Senate Republicans shouldn’t have a care in the world heading into the 2018 election.
Democrats are defending more than two dozen seats – including 10 in states where President Donald Trump won in 2016 – while Republicans have just 8 seats up for re-election. Those numbers led some ambitious Republicans to openly speculate about the possibility of controlling 60 seats – a filibuster-proof majority– after the 2018 election
And yet, there are signs in just the last 48 hours that Senate GOP strategists are growing increasingly nervous about their chances of holding the majority.
1. In North Dakota, Republicans are desperately trying to change Rep. Kevin Cramer’s mind about challenging Sen. Heidi Heitkamp, a Democrat, in November, according to the Washington Examiner’s David Drucker. Kramer decided against the race in January but Republicans have grown increasingly concerned about the remaining candidates in the race – state Sen. Tom Campbell in particular – and their ability to beat Heitkamp.
2. Some Republicans are pressuring Sen. Bob Corker to re-consider his decision to retire at the end of the 115th Congress – as first reported by CNN. Corker has been silent about the speculation since the news broke over the weekend, meaning that he almost certainly is thinking twice about his previous decision. (If Corker wasn’t reconsidering, he could shut down all speculation with a simple “No” to any of the scads of reporters asking him if he is reconsidering.)
The concern among Washington Republicans is that Rep. Marsha Blackburn, the clear favorite for the Republican nomination, is simply too conservative to beat the popular former Democratic Gov. Phil Bredesen in the fall. Blackburn has said she is staying in the Senate race no matter what – and there are some within the GOP who believe she would have the upper hand against Corker in a GOP primary.
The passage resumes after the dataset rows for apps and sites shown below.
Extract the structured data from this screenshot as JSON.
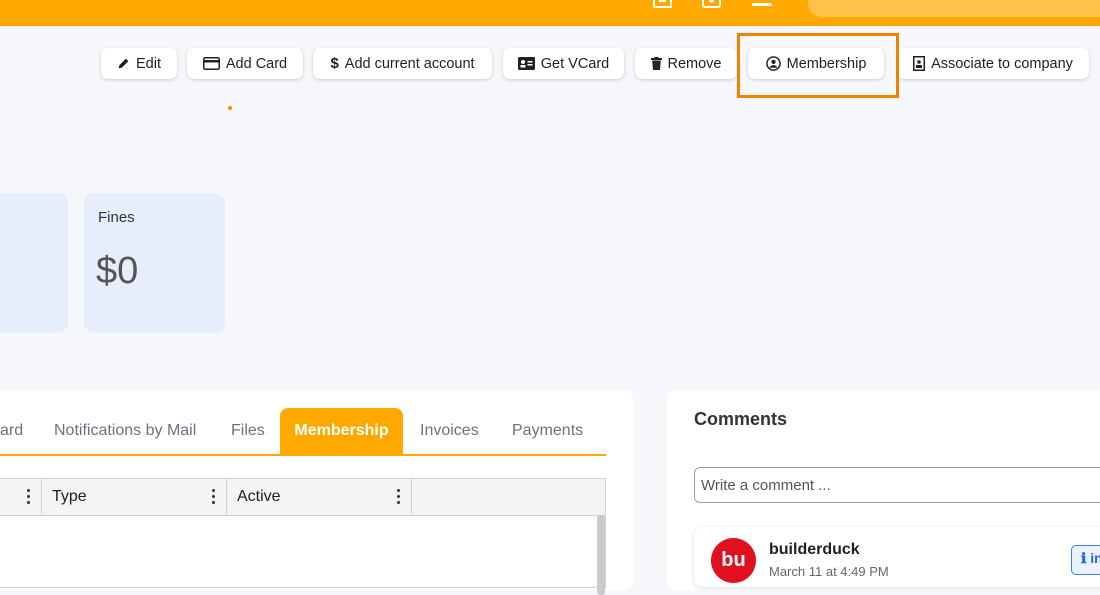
{
  "toolbar": {
    "edit": "Edit",
    "add_card": "Add Card",
    "add_current_account": "Add current account",
    "get_vcard": "Get VCard",
    "remove": "Remove",
    "membership": "Membership",
    "associate_company": "Associate to company"
  },
  "stats": {
    "fines_label": "Fines",
    "fines_value": "$0"
  },
  "tabs": {
    "items": [
      {
        "label": "ard"
      },
      {
        "label": "Notifications by Mail"
      },
      {
        "label": "Files"
      },
      {
        "label": "Membership"
      },
      {
        "label": "Invoices"
      },
      {
        "label": "Payments"
      }
    ],
    "active": "Membership"
  },
  "grid": {
    "columns": [
      "Type",
      "Active"
    ]
  },
  "comments": {
    "title": "Comments",
    "placeholder": "Write a comment ...",
    "entries": [
      {
        "avatar": "bu",
        "user": "builderduck",
        "date": "March 11 at 4:49 PM",
        "badge": "in"
      }
    ]
  },
  "colors": {
    "brand": "#ffa800",
    "highlight": "#f08200",
    "avatar": "#e0101e",
    "card": "#e6edfb"
  }
}
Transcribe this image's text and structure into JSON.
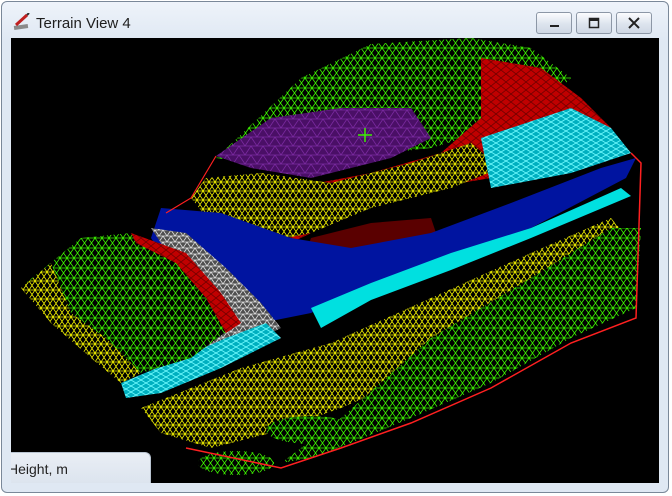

Those individual race anxieties are reflective of a broader concern among Senate Republicans that, despite their overwhelming numbers advantage, the combined weight of historical losses for the president’s party in midterms election and President Trump’s continued unpopularity nationally could endanger their majority come November. That concern has only deepened since the Doug Jones beat Roy Moore late last year to become the first Democrat to represent Alabama in the Senate in decades.
Recruiting has been far more difficult than Republicans would have hoped. In addition to the saga in North Dakota, a top tier challenger has yet to emerge against Sen. Jon Tester in Montana, a state Trump won by double digits in 2016. In Ohio, Josh Mandel, the Republican frontrunner, suddenly dropped his candidacy, forcing Rep. Jim Renacci to switch from the governor’s race to the Senate contest. In Florida, every one is waiting on a go/no-go decision from Gov. Rick Scott; if he doesn’t run, Republicans will be a major underdog against Democratic Sen. Bill Nelson.
In several other potential Republican takeovers, the party has struggled to clear the primary field. In Indiana and West Virginia, where Democratic Sens. Joe Donnelly and Joe Manchin are imperiled, Republicans are headed toward what look like costly and expensive primary fights.
Meanwhile, Republican chances in Nevada (where GOP Sen. Dean Heller is seeking reelection) and Arizona (where GOP Sen. Jeff Flake is not) remain very much up in the air, with potential ideological primaries forming in both.
None of this is to say Republicans will lose their majority come fall. The numbers – still – favor them. Republicans have, at most, three truly endangered seats right now (Arizona, Nevada and Tennessee). Democrats are still defending 10 seats where Trump won in 2016 including five – Indiana, Missouri, Montana, North Dakota and West Virginia – where the President won by double digits.
But, the attempts to convince Kramer to change his mind coupled with efforts to coax Corker out of retirement are the latest evidence that an election cycle that looked like one of the best for Republicans in modern memory suddenly appears to be a bit more of a nail-biter.